Is this dishonest? I don’t think so. Is wearing makeup dishonest? It’s changing the focus, massively accentuating the positive and distracting the eye from the negative. That’s not the same as misrepresentation. At worst, it’s misdirection which, as any magician will tell you, is a key ingredient to magic. But honestly, it’s just a nice way to get what you need. It leaves you or your partner feeling a little bit better and a little bit more loved and appreciated.
It doesn’t even have to be so secretive, if it’s rooted in the positive. For example: Rather than telling your husband how you don’t like his beard, tickle his chin when he’s clean-shaven, or kiss it and comment on how sexy his smooth face looks. It doesn’t take much for us men. A woman in my life once commented to me that I looked “good, a little like Don Draper” when I was freshly shaved. It happens that I tend to grow some scruff if I don’t have a trial going on. But for the rest of that relationship, I shaved every day, including weekends. If she had phrased it differently and told me how she “doesn’t like scruff,” I probably would have resented it.
Is it cynical and distasteful and just plain wrong to suggest that a good, healthy marriage or relationship might feature a steady diet of partners manipulating each other? Not at all. We manipulate our children all the time – promising them rewards if they win the “quiet game” and manage to make the whole car ride home without talking; telling them that “maybe Santa” will bring whatever stupid piece of plastic crap they’re clamoring for in the store so we can get out of there without having to debate about it – and it would be ridiculous to suggest that in doing so, we somehow don’t love them with all our heart.
And you’re not manipulating to serve merely your needs. You do it to serve the greater union of the two of you.

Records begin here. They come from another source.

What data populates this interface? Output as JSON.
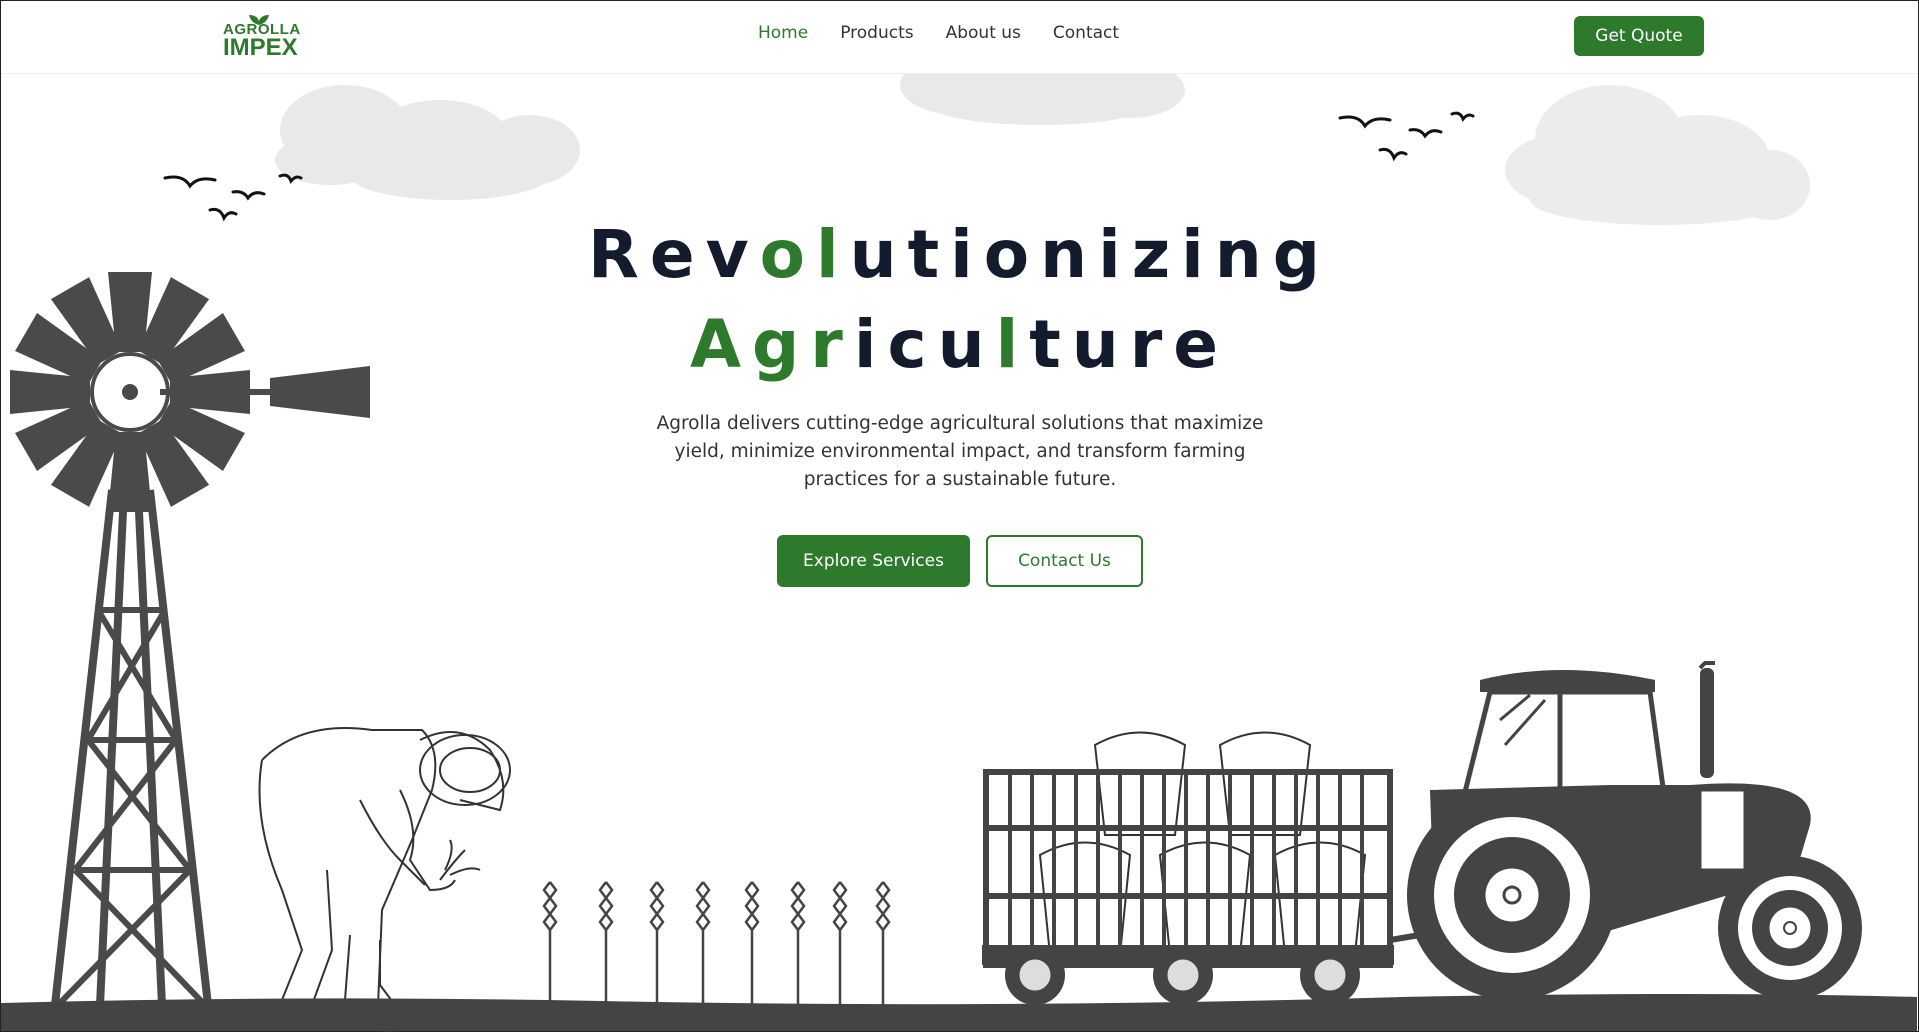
{
  "header": {
    "logo_top": "AGROLLA",
    "logo_bottom": "IMPEX",
    "nav": [
      {
        "label": "Home",
        "active": true
      },
      {
        "label": "Products",
        "active": false
      },
      {
        "label": "About us",
        "active": false
      },
      {
        "label": "Contact",
        "active": false
      }
    ],
    "cta_label": "Get Quote"
  },
  "hero": {
    "title_line1": [
      "Rev",
      "ol",
      "utionizing"
    ],
    "title_line2": [
      "Agr",
      "icu",
      "l",
      "ture"
    ],
    "description": "Agrolla delivers cutting-edge agricultural solutions that maximize yield, minimize environmental impact, and transform farming practices for a sustainable future.",
    "primary_button": "Explore Services",
    "secondary_button": "Contact Us"
  },
  "colors": {
    "brand_green": "#2d7a2d",
    "heading_dark": "#141b2d",
    "illustration_gray": "#444444",
    "cloud_gray": "#e8e8e8"
  },
  "icons": [
    "leaf-icon",
    "bird-icon",
    "cloud-icon",
    "windmill-icon",
    "tractor-icon",
    "wheat-icon"
  ]
}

If you do it right, you make yourself happier, your partner happier (or at least no less happy) . . . and the marriage incontestably better.
I can’t think of a worthier goal.